*ASSIGNED TASK*.
Select every line containing the word "назад" from the material, and copy those lines.
(DATA UNDER STUDY)
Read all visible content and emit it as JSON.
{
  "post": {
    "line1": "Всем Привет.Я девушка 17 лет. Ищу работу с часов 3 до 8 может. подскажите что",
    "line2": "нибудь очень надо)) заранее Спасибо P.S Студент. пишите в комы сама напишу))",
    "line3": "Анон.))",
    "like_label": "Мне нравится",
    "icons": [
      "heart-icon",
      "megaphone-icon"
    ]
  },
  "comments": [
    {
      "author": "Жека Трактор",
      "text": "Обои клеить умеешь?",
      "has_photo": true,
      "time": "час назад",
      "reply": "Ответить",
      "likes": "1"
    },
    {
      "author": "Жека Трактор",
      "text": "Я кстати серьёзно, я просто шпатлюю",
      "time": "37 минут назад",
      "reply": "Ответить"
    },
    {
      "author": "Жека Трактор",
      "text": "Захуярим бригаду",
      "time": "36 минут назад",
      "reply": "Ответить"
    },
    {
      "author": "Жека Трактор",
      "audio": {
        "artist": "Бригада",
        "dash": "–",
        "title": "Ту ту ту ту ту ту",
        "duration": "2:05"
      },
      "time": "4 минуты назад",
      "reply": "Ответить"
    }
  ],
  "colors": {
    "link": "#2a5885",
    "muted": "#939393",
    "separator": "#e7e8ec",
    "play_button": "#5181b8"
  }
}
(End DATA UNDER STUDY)
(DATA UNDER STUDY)
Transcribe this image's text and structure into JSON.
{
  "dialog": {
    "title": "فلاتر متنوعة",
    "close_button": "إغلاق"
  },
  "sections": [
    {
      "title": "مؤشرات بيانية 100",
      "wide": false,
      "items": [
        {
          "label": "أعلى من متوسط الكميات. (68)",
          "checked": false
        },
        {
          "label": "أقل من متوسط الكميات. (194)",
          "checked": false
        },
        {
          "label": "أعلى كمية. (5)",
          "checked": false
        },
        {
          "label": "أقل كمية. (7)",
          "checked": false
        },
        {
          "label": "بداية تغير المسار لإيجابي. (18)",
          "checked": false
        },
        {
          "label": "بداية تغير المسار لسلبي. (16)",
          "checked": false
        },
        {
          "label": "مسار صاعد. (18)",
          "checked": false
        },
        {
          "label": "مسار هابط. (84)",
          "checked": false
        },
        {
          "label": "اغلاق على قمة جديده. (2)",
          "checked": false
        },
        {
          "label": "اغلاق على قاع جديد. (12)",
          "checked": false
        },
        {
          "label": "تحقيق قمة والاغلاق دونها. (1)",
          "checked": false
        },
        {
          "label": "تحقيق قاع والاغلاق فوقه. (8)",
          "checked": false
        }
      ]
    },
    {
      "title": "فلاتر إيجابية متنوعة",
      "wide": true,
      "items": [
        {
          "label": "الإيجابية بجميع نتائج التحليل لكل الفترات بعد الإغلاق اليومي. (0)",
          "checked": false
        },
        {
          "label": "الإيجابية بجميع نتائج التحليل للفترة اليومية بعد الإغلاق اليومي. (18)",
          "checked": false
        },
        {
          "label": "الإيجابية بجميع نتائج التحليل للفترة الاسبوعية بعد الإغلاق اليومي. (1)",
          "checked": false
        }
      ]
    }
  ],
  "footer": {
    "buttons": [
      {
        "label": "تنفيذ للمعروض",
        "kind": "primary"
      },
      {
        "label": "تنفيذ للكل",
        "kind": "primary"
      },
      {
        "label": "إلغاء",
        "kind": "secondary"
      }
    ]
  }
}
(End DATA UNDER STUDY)
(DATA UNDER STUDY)
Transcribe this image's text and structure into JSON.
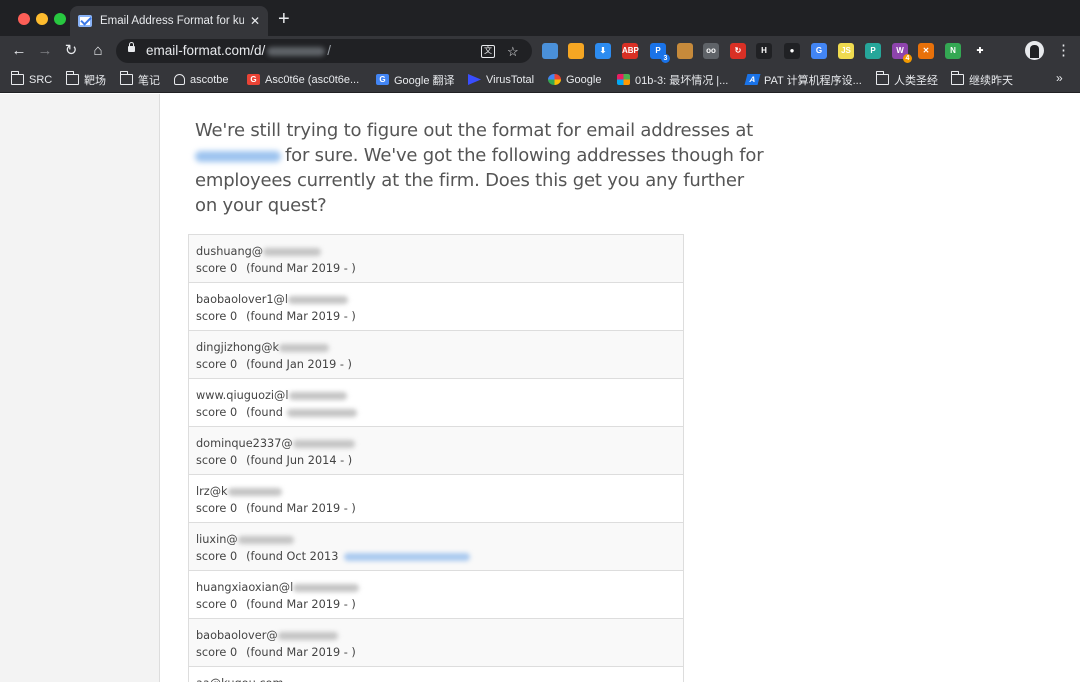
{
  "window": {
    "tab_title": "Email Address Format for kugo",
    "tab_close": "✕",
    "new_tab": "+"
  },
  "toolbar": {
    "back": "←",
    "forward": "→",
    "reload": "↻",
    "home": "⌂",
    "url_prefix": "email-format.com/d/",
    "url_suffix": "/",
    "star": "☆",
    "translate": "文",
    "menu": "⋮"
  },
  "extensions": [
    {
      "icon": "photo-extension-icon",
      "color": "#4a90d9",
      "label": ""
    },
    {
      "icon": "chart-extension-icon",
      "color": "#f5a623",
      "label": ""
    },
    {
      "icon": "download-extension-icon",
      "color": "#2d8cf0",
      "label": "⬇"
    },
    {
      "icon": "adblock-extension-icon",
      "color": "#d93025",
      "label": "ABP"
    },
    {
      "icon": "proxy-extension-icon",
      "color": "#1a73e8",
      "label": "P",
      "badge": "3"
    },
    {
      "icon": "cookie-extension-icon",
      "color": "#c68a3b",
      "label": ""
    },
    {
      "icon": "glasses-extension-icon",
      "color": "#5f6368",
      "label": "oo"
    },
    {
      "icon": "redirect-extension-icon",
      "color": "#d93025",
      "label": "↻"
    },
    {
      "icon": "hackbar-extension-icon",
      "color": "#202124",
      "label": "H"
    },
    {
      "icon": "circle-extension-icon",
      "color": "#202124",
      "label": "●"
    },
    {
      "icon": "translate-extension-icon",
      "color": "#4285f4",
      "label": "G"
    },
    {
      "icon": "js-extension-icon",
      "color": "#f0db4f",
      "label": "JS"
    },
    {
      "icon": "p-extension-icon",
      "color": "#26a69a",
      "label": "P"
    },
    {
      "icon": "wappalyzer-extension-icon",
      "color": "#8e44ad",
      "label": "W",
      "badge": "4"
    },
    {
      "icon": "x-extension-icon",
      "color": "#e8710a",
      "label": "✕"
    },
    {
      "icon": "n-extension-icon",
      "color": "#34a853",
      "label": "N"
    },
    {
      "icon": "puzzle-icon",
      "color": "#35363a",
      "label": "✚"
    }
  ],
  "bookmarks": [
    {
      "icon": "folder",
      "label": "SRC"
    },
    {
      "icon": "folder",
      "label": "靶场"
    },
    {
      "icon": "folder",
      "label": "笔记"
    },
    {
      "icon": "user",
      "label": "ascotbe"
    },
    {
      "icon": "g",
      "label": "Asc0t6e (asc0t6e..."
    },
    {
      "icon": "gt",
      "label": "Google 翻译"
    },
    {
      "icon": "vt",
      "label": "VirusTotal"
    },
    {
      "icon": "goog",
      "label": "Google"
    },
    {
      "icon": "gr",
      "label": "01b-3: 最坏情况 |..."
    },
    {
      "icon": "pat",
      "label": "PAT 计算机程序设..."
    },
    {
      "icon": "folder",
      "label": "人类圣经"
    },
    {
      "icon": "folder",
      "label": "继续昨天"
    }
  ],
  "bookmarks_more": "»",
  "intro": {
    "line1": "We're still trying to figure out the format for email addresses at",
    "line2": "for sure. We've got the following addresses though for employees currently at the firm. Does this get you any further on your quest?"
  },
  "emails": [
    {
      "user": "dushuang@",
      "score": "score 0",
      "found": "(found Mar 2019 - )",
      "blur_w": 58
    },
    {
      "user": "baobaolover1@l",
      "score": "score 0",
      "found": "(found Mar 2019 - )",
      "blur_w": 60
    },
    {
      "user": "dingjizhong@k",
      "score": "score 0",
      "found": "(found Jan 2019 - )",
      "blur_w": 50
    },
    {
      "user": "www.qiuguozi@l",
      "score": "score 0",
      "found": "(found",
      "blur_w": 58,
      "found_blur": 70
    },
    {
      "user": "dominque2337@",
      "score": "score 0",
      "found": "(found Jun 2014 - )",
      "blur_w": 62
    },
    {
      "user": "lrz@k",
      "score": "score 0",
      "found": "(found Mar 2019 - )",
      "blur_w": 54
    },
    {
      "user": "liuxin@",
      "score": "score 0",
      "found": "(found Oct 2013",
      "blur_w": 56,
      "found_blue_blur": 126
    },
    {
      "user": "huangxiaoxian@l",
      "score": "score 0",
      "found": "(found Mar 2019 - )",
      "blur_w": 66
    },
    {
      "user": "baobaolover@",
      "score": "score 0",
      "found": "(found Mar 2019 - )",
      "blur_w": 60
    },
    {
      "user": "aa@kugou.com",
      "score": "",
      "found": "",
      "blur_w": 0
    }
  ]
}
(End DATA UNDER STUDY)
*RESPONSE TO THE TASK*.
      "time": "час назад",
      "time": "37 минут назад",
      "time": "36 минут назад",
      "time": "4 минуты назад",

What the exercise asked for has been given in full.